Exercise directions: You are to retype all of the data exactly as it appears.

....

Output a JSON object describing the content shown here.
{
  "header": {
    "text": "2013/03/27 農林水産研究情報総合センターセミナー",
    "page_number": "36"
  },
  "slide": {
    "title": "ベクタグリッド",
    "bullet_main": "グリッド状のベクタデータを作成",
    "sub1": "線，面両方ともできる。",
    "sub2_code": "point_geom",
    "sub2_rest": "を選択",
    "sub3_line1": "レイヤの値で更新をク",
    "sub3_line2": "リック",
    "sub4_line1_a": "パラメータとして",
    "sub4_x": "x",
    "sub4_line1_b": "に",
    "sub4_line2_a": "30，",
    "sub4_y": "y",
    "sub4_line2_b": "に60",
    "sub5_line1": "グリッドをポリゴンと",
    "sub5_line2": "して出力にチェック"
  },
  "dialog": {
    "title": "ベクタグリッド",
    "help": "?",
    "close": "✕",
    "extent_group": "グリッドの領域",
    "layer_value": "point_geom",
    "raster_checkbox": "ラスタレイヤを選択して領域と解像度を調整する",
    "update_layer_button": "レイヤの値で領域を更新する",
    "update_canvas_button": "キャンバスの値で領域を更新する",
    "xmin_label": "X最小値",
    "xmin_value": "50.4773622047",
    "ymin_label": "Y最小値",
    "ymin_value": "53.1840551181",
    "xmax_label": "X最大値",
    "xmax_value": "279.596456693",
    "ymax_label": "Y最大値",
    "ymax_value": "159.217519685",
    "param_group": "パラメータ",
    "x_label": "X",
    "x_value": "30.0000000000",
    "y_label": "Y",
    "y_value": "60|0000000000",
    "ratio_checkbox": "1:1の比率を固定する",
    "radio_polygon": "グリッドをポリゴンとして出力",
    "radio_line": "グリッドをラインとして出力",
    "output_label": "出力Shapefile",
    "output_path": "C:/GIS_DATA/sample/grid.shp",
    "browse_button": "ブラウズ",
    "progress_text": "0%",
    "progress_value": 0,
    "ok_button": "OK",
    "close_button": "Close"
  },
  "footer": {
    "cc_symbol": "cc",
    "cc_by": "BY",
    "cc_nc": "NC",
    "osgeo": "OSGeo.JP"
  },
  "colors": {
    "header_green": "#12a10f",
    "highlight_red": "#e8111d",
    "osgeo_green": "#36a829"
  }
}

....

Expected answer:
Output a JSON object describing the content shown here.
{
  "header": {
    "text": "2013/03/27 農林水産研究情報総合センターセミナー",
    "page_number": "36"
  },
  "slide": {
    "title": "ベクタグリッド",
    "bullet_main": "グリッド状のベクタデータを作成",
    "sub1": "線，面両方ともできる。",
    "sub2_code": "point_geom",
    "sub2_rest": "を選択",
    "sub3_line1": "レイヤの値で更新をク",
    "sub3_line2": "リック",
    "sub4_line1_a": "パラメータとして",
    "sub4_x": "x",
    "sub4_line1_b": "に",
    "sub4_line2_a": "30，",
    "sub4_y": "y",
    "sub4_line2_b": "に60",
    "sub5_line1": "グリッドをポリゴンと",
    "sub5_line2": "して出力にチェック"
  },
  "dialog": {
    "title": "ベクタグリッド",
    "help": "?",
    "close": "✕",
    "extent_group": "グリッドの領域",
    "layer_value": "point_geom",
    "raster_checkbox": "ラスタレイヤを選択して領域と解像度を調整する",
    "update_layer_button": "レイヤの値で領域を更新する",
    "update_canvas_button": "キャンバスの値で領域を更新する",
    "xmin_label": "X最小値",
    "xmin_value": "50.4773622047",
    "ymin_label": "Y最小値",
    "ymin_value": "53.1840551181",
    "xmax_label": "X最大値",
    "xmax_value": "279.596456693",
    "ymax_label": "Y最大値",
    "ymax_value": "159.217519685",
    "param_group": "パラメータ",
    "x_label": "X",
    "x_value": "30.0000000000",
    "y_label": "Y",
    "y_value": "60|0000000000",
    "ratio_checkbox": "1:1の比率を固定する",
    "radio_polygon": "グリッドをポリゴンとして出力",
    "radio_line": "グリッドをラインとして出力",
    "output_label": "出力Shapefile",
    "output_path": "C:/GIS_DATA/sample/grid.shp",
    "browse_button": "ブラウズ",
    "progress_text": "0%",
    "progress_value": 0,
    "ok_button": "OK",
    "close_button": "Close"
  },
  "footer": {
    "cc_symbol": "cc",
    "cc_by": "BY",
    "cc_nc": "NC",
    "osgeo": "OSGeo.JP"
  },
  "colors": {
    "header_green": "#12a10f",
    "highlight_red": "#e8111d",
    "osgeo_green": "#36a829"
  }
}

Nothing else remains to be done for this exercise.